Data items:
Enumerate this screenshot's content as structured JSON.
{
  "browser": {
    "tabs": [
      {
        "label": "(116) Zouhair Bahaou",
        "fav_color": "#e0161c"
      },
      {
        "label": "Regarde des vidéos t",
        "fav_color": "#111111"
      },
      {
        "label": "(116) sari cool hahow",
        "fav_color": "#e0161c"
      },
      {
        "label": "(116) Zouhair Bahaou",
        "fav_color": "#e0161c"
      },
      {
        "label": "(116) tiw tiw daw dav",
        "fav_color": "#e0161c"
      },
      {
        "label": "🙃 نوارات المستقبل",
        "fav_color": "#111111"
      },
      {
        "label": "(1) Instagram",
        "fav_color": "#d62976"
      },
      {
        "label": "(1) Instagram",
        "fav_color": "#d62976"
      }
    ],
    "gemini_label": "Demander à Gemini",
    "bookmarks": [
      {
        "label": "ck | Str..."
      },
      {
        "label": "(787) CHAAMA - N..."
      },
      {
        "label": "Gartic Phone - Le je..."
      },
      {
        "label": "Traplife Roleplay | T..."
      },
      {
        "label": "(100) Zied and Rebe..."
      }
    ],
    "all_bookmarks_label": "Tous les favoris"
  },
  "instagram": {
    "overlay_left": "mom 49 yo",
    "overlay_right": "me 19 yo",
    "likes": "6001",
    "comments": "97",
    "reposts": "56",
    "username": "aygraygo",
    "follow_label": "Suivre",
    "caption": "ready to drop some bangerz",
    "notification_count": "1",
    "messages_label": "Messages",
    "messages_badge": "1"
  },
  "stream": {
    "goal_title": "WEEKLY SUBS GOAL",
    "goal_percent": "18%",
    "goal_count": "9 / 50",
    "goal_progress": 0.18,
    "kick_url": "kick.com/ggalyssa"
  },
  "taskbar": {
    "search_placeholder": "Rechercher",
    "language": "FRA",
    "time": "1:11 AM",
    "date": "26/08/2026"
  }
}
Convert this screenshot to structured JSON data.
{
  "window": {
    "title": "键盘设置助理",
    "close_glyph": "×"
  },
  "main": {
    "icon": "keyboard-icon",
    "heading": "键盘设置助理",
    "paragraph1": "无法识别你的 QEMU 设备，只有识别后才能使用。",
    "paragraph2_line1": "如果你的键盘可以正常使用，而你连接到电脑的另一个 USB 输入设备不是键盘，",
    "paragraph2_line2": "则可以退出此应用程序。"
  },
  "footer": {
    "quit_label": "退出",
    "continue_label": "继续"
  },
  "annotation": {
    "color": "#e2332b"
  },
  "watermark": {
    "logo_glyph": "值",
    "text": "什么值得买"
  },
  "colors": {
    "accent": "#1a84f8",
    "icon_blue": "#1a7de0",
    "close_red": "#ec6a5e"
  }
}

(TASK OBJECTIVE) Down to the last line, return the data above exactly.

(PROBLEM SOLUTION)
Enumerate this screenshot's content as structured JSON.
{
  "browser": {
    "tabs": [
      {
        "label": "(116) Zouhair Bahaou",
        "fav_color": "#e0161c"
      },
      {
        "label": "Regarde des vidéos t",
        "fav_color": "#111111"
      },
      {
        "label": "(116) sari cool hahow",
        "fav_color": "#e0161c"
      },
      {
        "label": "(116) Zouhair Bahaou",
        "fav_color": "#e0161c"
      },
      {
        "label": "(116) tiw tiw daw dav",
        "fav_color": "#e0161c"
      },
      {
        "label": "🙃 نوارات المستقبل",
        "fav_color": "#111111"
      },
      {
        "label": "(1) Instagram",
        "fav_color": "#d62976"
      },
      {
        "label": "(1) Instagram",
        "fav_color": "#d62976"
      }
    ],
    "gemini_label": "Demander à Gemini",
    "bookmarks": [
      {
        "label": "ck | Str..."
      },
      {
        "label": "(787) CHAAMA - N..."
      },
      {
        "label": "Gartic Phone - Le je..."
      },
      {
        "label": "Traplife Roleplay | T..."
      },
      {
        "label": "(100) Zied and Rebe..."
      }
    ],
    "all_bookmarks_label": "Tous les favoris"
  },
  "instagram": {
    "overlay_left": "mom 49 yo",
    "overlay_right": "me 19 yo",
    "likes": "6001",
    "comments": "97",
    "reposts": "56",
    "username": "aygraygo",
    "follow_label": "Suivre",
    "caption": "ready to drop some bangerz",
    "notification_count": "1",
    "messages_label": "Messages",
    "messages_badge": "1"
  },
  "stream": {
    "goal_title": "WEEKLY SUBS GOAL",
    "goal_percent": "18%",
    "goal_count": "9 / 50",
    "goal_progress": 0.18,
    "kick_url": "kick.com/ggalyssa"
  },
  "taskbar": {
    "search_placeholder": "Rechercher",
    "language": "FRA",
    "time": "1:11 AM",
    "date": "26/08/2026"
  }
}
Convert this screenshot to structured JSON data.
{
  "window": {
    "title": "键盘设置助理",
    "close_glyph": "×"
  },
  "main": {
    "icon": "keyboard-icon",
    "heading": "键盘设置助理",
    "paragraph1": "无法识别你的 QEMU 设备，只有识别后才能使用。",
    "paragraph2_line1": "如果你的键盘可以正常使用，而你连接到电脑的另一个 USB 输入设备不是键盘，",
    "paragraph2_line2": "则可以退出此应用程序。"
  },
  "footer": {
    "quit_label": "退出",
    "continue_label": "继续"
  },
  "annotation": {
    "color": "#e2332b"
  },
  "watermark": {
    "logo_glyph": "值",
    "text": "什么值得买"
  },
  "colors": {
    "accent": "#1a84f8",
    "icon_blue": "#1a7de0",
    "close_red": "#ec6a5e"
  }
}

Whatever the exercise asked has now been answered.